### Assignment
Pull every line that includes the word "Rental" from the data.

### Given information
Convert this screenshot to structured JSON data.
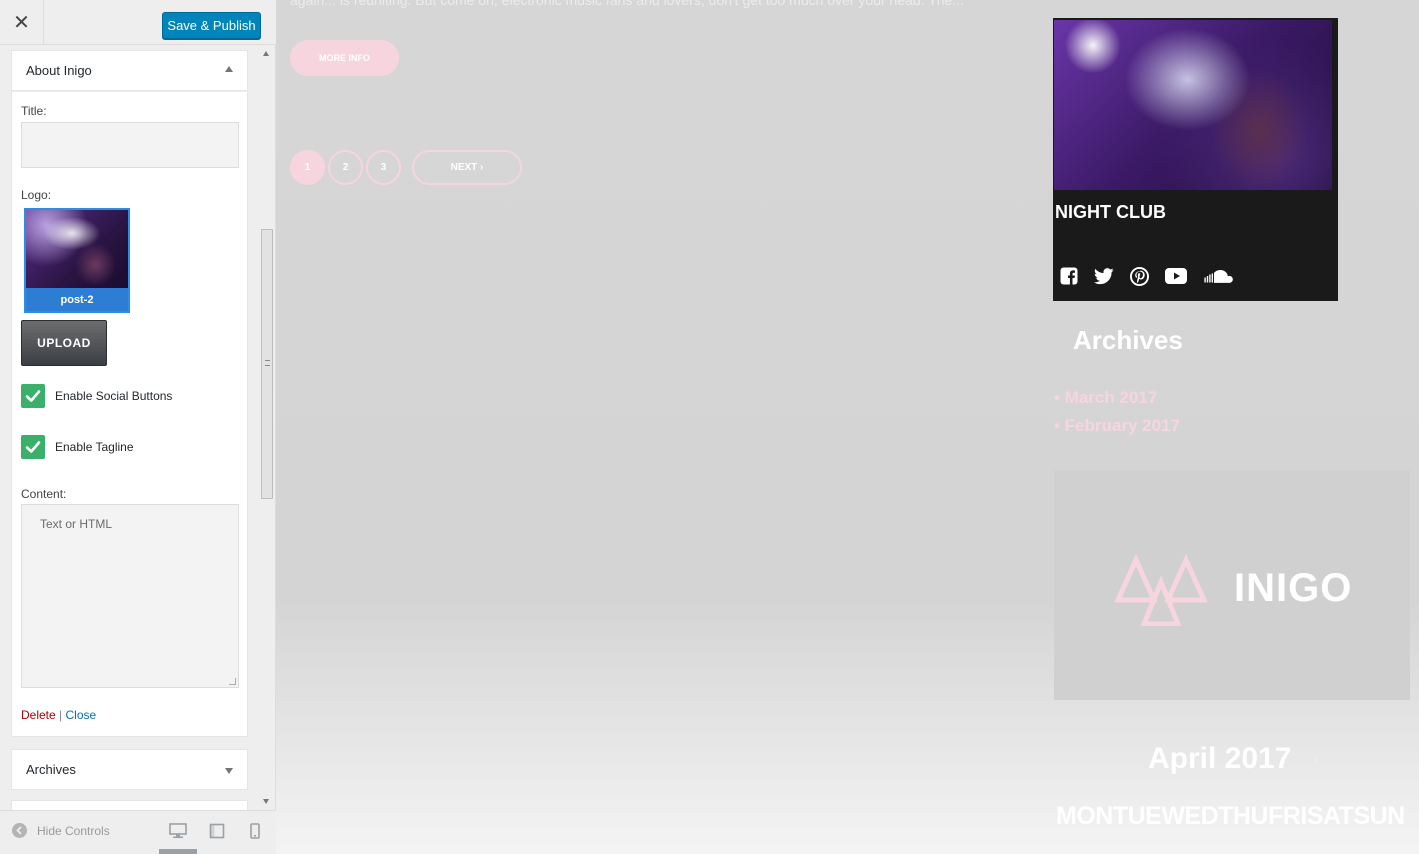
{
  "sidebar": {
    "close_symbol": "✕",
    "publish_label": "Save & Publish",
    "widget": {
      "title": "About Inigo",
      "title_label": "Title:",
      "title_value": "",
      "logo_label": "Logo:",
      "logo_caption": "post-2",
      "upload_label": "UPLOAD",
      "enable_social_label": "Enable Social Buttons",
      "enable_social_checked": true,
      "enable_tagline_label": "Enable Tagline",
      "enable_tagline_checked": true,
      "content_label": "Content:",
      "content_placeholder": "Text or HTML",
      "delete_label": "Delete",
      "separator": "|",
      "close_label": "Close"
    },
    "next_widget_title": "Archives",
    "footer": {
      "hide_controls_label": "Hide Controls",
      "devices": [
        "desktop",
        "tablet",
        "mobile"
      ],
      "active_device": "desktop"
    }
  },
  "preview": {
    "excerpt": "again... is reuniting. But come on, electronic music fans and lovers, don't get too much over your head. The...",
    "more_info_label": "MORE INFO",
    "pagination": {
      "pages": [
        "1",
        "2",
        "3"
      ],
      "current": "1",
      "next_label": "NEXT ›"
    },
    "about_card": {
      "title": "NIGHT CLUB",
      "social_icons": [
        "facebook-icon",
        "twitter-icon",
        "pinterest-icon",
        "youtube-icon",
        "soundcloud-icon"
      ]
    },
    "archives": {
      "title": "Archives",
      "items": [
        "• March 2017",
        "• February 2017"
      ]
    },
    "logo_text": "INIGO",
    "calendar": {
      "month": "April 2017",
      "next_symbol": "›",
      "days": "MONTUEWEDTHUFRISATSUN"
    }
  },
  "colors": {
    "accent_pink": "#f7d5df",
    "publish_blue": "#0085ba",
    "check_green": "#3ab06b",
    "preview_overlay": "#d6d6d6"
  }
}
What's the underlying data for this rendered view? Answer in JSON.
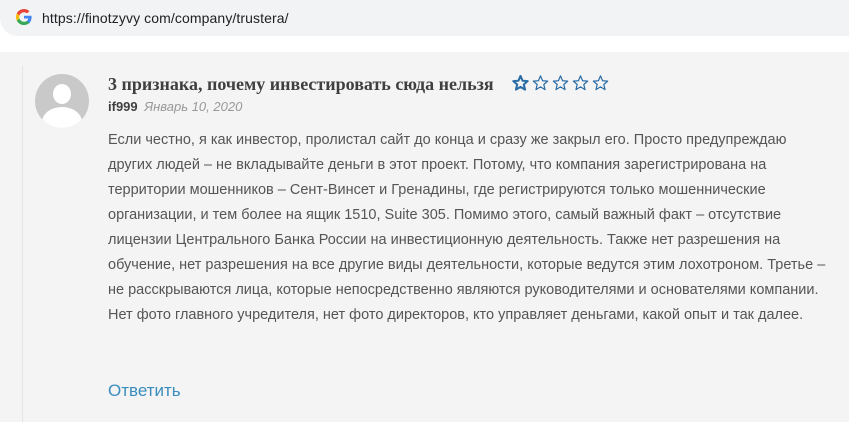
{
  "browser": {
    "url": "https://finotzyvy com/company/trustera/"
  },
  "comment": {
    "title": "3 признака, почему инвестировать сюда нельзя",
    "rating": {
      "value": 1,
      "max": 5
    },
    "author": "if999",
    "date": "Январь 10, 2020",
    "text": "Если честно, я как инвестор, пролистал сайт до конца и сразу же закрыл его. Просто предупреждаю других людей – не вкладывайте деньги в этот проект. Потому, что компания зарегистрирована на территории мошенников – Сент-Винсет и Гренадины, где регистрируются только мошеннические организации, и тем более на ящик 1510, Suite 305. Помимо этого, самый важный факт – отсутствие лицензии Центрального Банка России на инвестиционную деятельность. Также нет разрешения на обучение, нет разрешения на все другие виды деятельности, которые ведутся этим лохотроном. Третье – не расскрываются лица, которые непосредственно являются руководителями и основателями компании. Нет фото главного учредителя, нет фото директоров, кто управляет деньгами, какой опыт и так далее.",
    "reply_label": "Ответить"
  },
  "colors": {
    "star": "#2b6ea6",
    "reply_link": "#3a8dbf",
    "title": "#3f3f3f",
    "body_text": "#555555"
  }
}
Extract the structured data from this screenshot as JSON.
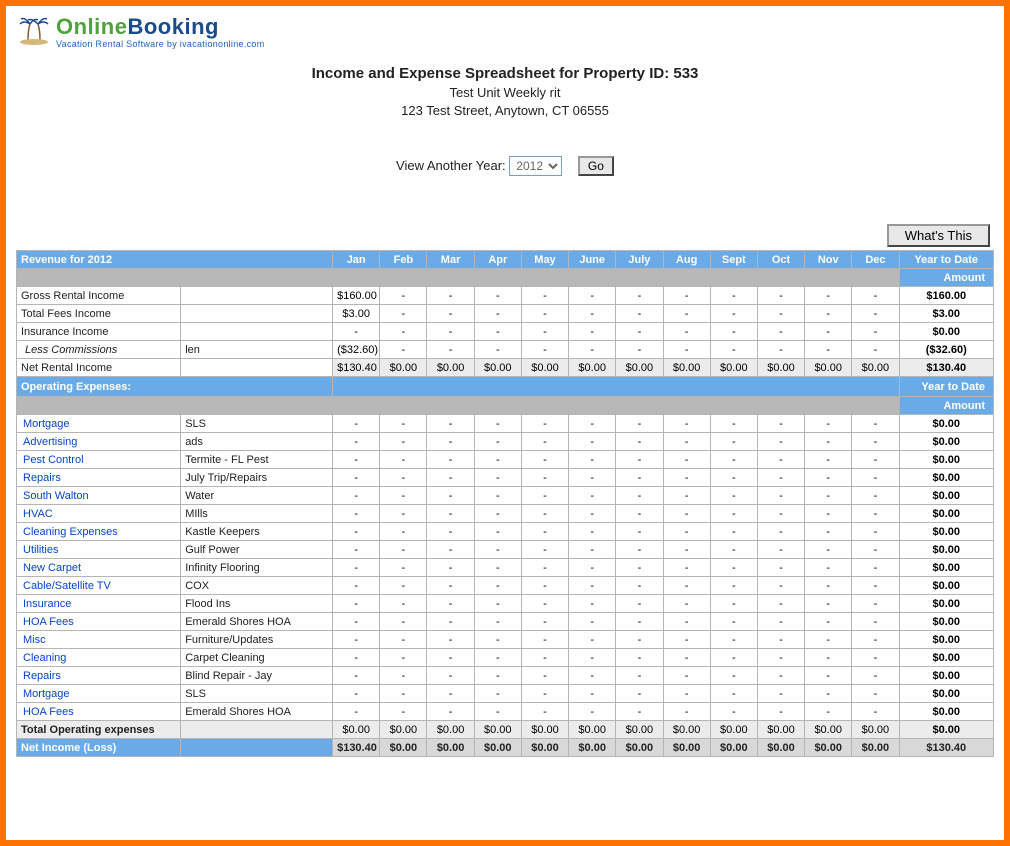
{
  "logo": {
    "line1a": "Online",
    "line1b": "Booking",
    "line2": "Vacation Rental Software by ivacationonline.com"
  },
  "header": {
    "title": "Income and Expense Spreadsheet for Property ID: 533",
    "unit": "Test Unit Weekly rit",
    "address": "123 Test Street, Anytown, CT 06555"
  },
  "controls": {
    "yearLabel": "View Another Year:",
    "yearValue": "2012",
    "go": "Go",
    "whatsThis": "What's This"
  },
  "months": [
    "Jan",
    "Feb",
    "Mar",
    "Apr",
    "May",
    "June",
    "July",
    "Aug",
    "Sept",
    "Oct",
    "Nov",
    "Dec"
  ],
  "ytdLabel": "Year to Date",
  "amountLabel": "Amount",
  "revenue": {
    "headerLabel": "Revenue for 2012",
    "rows": [
      {
        "label": "Gross Rental Income",
        "desc": "",
        "m": [
          "$160.00",
          "-",
          "-",
          "-",
          "-",
          "-",
          "-",
          "-",
          "-",
          "-",
          "-",
          "-"
        ],
        "ytd": "$160.00"
      },
      {
        "label": "Total Fees Income",
        "desc": "",
        "m": [
          "$3.00",
          "-",
          "-",
          "-",
          "-",
          "-",
          "-",
          "-",
          "-",
          "-",
          "-",
          "-"
        ],
        "ytd": "$3.00"
      },
      {
        "label": "Insurance Income",
        "desc": "",
        "m": [
          "-",
          "-",
          "-",
          "-",
          "-",
          "-",
          "-",
          "-",
          "-",
          "-",
          "-",
          "-"
        ],
        "ytd": "$0.00"
      },
      {
        "label": "Less Commissions",
        "desc": "len",
        "indent": true,
        "m": [
          "($32.60)",
          "-",
          "-",
          "-",
          "-",
          "-",
          "-",
          "-",
          "-",
          "-",
          "-",
          "-"
        ],
        "ytd": "($32.60)"
      }
    ],
    "net": {
      "label": "Net Rental Income",
      "m": [
        "$130.40",
        "$0.00",
        "$0.00",
        "$0.00",
        "$0.00",
        "$0.00",
        "$0.00",
        "$0.00",
        "$0.00",
        "$0.00",
        "$0.00",
        "$0.00"
      ],
      "ytd": "$130.40"
    }
  },
  "expenses": {
    "headerLabel": "Operating Expenses:",
    "rows": [
      {
        "label": "Mortgage",
        "desc": "SLS",
        "link": true,
        "m": [
          "-",
          "-",
          "-",
          "-",
          "-",
          "-",
          "-",
          "-",
          "-",
          "-",
          "-",
          "-"
        ],
        "ytd": "$0.00"
      },
      {
        "label": "Advertising",
        "desc": "ads",
        "link": true,
        "m": [
          "-",
          "-",
          "-",
          "-",
          "-",
          "-",
          "-",
          "-",
          "-",
          "-",
          "-",
          "-"
        ],
        "ytd": "$0.00"
      },
      {
        "label": "Pest Control",
        "desc": "Termite - FL Pest",
        "link": true,
        "m": [
          "-",
          "-",
          "-",
          "-",
          "-",
          "-",
          "-",
          "-",
          "-",
          "-",
          "-",
          "-"
        ],
        "ytd": "$0.00"
      },
      {
        "label": "Repairs",
        "desc": "July Trip/Repairs",
        "link": true,
        "m": [
          "-",
          "-",
          "-",
          "-",
          "-",
          "-",
          "-",
          "-",
          "-",
          "-",
          "-",
          "-"
        ],
        "ytd": "$0.00"
      },
      {
        "label": "South Walton",
        "desc": "Water",
        "link": true,
        "m": [
          "-",
          "-",
          "-",
          "-",
          "-",
          "-",
          "-",
          "-",
          "-",
          "-",
          "-",
          "-"
        ],
        "ytd": "$0.00"
      },
      {
        "label": "HVAC",
        "desc": "MIlls",
        "link": true,
        "m": [
          "-",
          "-",
          "-",
          "-",
          "-",
          "-",
          "-",
          "-",
          "-",
          "-",
          "-",
          "-"
        ],
        "ytd": "$0.00"
      },
      {
        "label": "Cleaning Expenses",
        "desc": "Kastle Keepers",
        "link": true,
        "m": [
          "-",
          "-",
          "-",
          "-",
          "-",
          "-",
          "-",
          "-",
          "-",
          "-",
          "-",
          "-"
        ],
        "ytd": "$0.00"
      },
      {
        "label": "Utilities",
        "desc": "Gulf Power",
        "link": true,
        "m": [
          "-",
          "-",
          "-",
          "-",
          "-",
          "-",
          "-",
          "-",
          "-",
          "-",
          "-",
          "-"
        ],
        "ytd": "$0.00"
      },
      {
        "label": "New Carpet",
        "desc": "Infinity Flooring",
        "link": true,
        "m": [
          "-",
          "-",
          "-",
          "-",
          "-",
          "-",
          "-",
          "-",
          "-",
          "-",
          "-",
          "-"
        ],
        "ytd": "$0.00"
      },
      {
        "label": "Cable/Satellite TV",
        "desc": "COX",
        "link": true,
        "m": [
          "-",
          "-",
          "-",
          "-",
          "-",
          "-",
          "-",
          "-",
          "-",
          "-",
          "-",
          "-"
        ],
        "ytd": "$0.00"
      },
      {
        "label": "Insurance",
        "desc": "Flood Ins",
        "link": true,
        "m": [
          "-",
          "-",
          "-",
          "-",
          "-",
          "-",
          "-",
          "-",
          "-",
          "-",
          "-",
          "-"
        ],
        "ytd": "$0.00"
      },
      {
        "label": "HOA Fees",
        "desc": "Emerald Shores HOA",
        "link": true,
        "m": [
          "-",
          "-",
          "-",
          "-",
          "-",
          "-",
          "-",
          "-",
          "-",
          "-",
          "-",
          "-"
        ],
        "ytd": "$0.00"
      },
      {
        "label": "Misc",
        "desc": "Furniture/Updates",
        "link": true,
        "m": [
          "-",
          "-",
          "-",
          "-",
          "-",
          "-",
          "-",
          "-",
          "-",
          "-",
          "-",
          "-"
        ],
        "ytd": "$0.00"
      },
      {
        "label": "Cleaning",
        "desc": "Carpet Cleaning",
        "link": true,
        "m": [
          "-",
          "-",
          "-",
          "-",
          "-",
          "-",
          "-",
          "-",
          "-",
          "-",
          "-",
          "-"
        ],
        "ytd": "$0.00"
      },
      {
        "label": "Repairs",
        "desc": "Blind Repair - Jay",
        "link": true,
        "m": [
          "-",
          "-",
          "-",
          "-",
          "-",
          "-",
          "-",
          "-",
          "-",
          "-",
          "-",
          "-"
        ],
        "ytd": "$0.00"
      },
      {
        "label": "Mortgage",
        "desc": "SLS",
        "link": true,
        "m": [
          "-",
          "-",
          "-",
          "-",
          "-",
          "-",
          "-",
          "-",
          "-",
          "-",
          "-",
          "-"
        ],
        "ytd": "$0.00"
      },
      {
        "label": "HOA Fees",
        "desc": "Emerald Shores HOA",
        "link": true,
        "m": [
          "-",
          "-",
          "-",
          "-",
          "-",
          "-",
          "-",
          "-",
          "-",
          "-",
          "-",
          "-"
        ],
        "ytd": "$0.00"
      }
    ],
    "total": {
      "label": "Total Operating expenses",
      "m": [
        "$0.00",
        "$0.00",
        "$0.00",
        "$0.00",
        "$0.00",
        "$0.00",
        "$0.00",
        "$0.00",
        "$0.00",
        "$0.00",
        "$0.00",
        "$0.00"
      ],
      "ytd": "$0.00"
    }
  },
  "netIncome": {
    "label": "Net Income (Loss)",
    "m": [
      "$130.40",
      "$0.00",
      "$0.00",
      "$0.00",
      "$0.00",
      "$0.00",
      "$0.00",
      "$0.00",
      "$0.00",
      "$0.00",
      "$0.00",
      "$0.00"
    ],
    "ytd": "$130.40"
  }
}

### Written answer
    "line2": "Vacation Rental Software by ivacationonline.com"
        "label": "Gross Rental Income",
      "label": "Net Rental Income",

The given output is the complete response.